# [WHAT NEEDS TO BE DONE]
Every entry is to be returned verbatim.

# [DATA FOR REVIEW]

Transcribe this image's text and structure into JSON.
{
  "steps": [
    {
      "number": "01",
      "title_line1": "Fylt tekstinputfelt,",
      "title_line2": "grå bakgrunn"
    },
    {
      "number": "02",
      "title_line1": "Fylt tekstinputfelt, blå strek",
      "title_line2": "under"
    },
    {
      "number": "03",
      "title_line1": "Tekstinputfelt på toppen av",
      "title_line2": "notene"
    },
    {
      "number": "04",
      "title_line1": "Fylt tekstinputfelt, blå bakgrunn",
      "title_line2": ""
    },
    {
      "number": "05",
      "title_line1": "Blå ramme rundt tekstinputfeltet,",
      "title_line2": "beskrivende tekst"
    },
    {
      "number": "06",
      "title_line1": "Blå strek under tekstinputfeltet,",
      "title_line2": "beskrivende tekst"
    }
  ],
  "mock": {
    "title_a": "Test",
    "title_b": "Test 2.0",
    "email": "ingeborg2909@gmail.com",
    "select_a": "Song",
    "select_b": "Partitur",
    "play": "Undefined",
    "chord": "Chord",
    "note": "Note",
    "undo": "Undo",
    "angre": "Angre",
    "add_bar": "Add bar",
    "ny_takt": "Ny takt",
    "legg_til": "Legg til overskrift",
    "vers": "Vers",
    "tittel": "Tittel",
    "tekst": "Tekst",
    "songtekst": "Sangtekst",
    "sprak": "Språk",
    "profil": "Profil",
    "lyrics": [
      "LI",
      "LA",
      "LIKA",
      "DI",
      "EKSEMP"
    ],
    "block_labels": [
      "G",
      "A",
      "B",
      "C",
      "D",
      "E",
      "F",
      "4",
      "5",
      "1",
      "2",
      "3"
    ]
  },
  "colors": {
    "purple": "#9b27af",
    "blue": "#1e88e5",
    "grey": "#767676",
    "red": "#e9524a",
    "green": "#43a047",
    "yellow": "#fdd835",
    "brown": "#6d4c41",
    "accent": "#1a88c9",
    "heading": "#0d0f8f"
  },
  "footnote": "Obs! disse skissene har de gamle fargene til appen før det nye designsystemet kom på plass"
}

# [RESPONSE TO THE EXERCISE]
Transcribe this image's text and structure into JSON.
{
  "steps": [
    {
      "number": "01",
      "title_line1": "Fylt tekstinputfelt,",
      "title_line2": "grå bakgrunn"
    },
    {
      "number": "02",
      "title_line1": "Fylt tekstinputfelt, blå strek",
      "title_line2": "under"
    },
    {
      "number": "03",
      "title_line1": "Tekstinputfelt på toppen av",
      "title_line2": "notene"
    },
    {
      "number": "04",
      "title_line1": "Fylt tekstinputfelt, blå bakgrunn",
      "title_line2": ""
    },
    {
      "number": "05",
      "title_line1": "Blå ramme rundt tekstinputfeltet,",
      "title_line2": "beskrivende tekst"
    },
    {
      "number": "06",
      "title_line1": "Blå strek under tekstinputfeltet,",
      "title_line2": "beskrivende tekst"
    }
  ],
  "mock": {
    "title_a": "Test",
    "title_b": "Test 2.0",
    "email": "ingeborg2909@gmail.com",
    "select_a": "Song",
    "select_b": "Partitur",
    "play": "Undefined",
    "chord": "Chord",
    "note": "Note",
    "undo": "Undo",
    "angre": "Angre",
    "add_bar": "Add bar",
    "ny_takt": "Ny takt",
    "legg_til": "Legg til overskrift",
    "vers": "Vers",
    "tittel": "Tittel",
    "tekst": "Tekst",
    "songtekst": "Sangtekst",
    "sprak": "Språk",
    "profil": "Profil",
    "lyrics": [
      "LI",
      "LA",
      "LIKA",
      "DI",
      "EKSEMP"
    ],
    "block_labels": [
      "G",
      "A",
      "B",
      "C",
      "D",
      "E",
      "F",
      "4",
      "5",
      "1",
      "2",
      "3"
    ]
  },
  "colors": {
    "purple": "#9b27af",
    "blue": "#1e88e5",
    "grey": "#767676",
    "red": "#e9524a",
    "green": "#43a047",
    "yellow": "#fdd835",
    "brown": "#6d4c41",
    "accent": "#1a88c9",
    "heading": "#0d0f8f"
  },
  "footnote": "Obs! disse skissene har de gamle fargene til appen før det nye designsystemet kom på plass"
}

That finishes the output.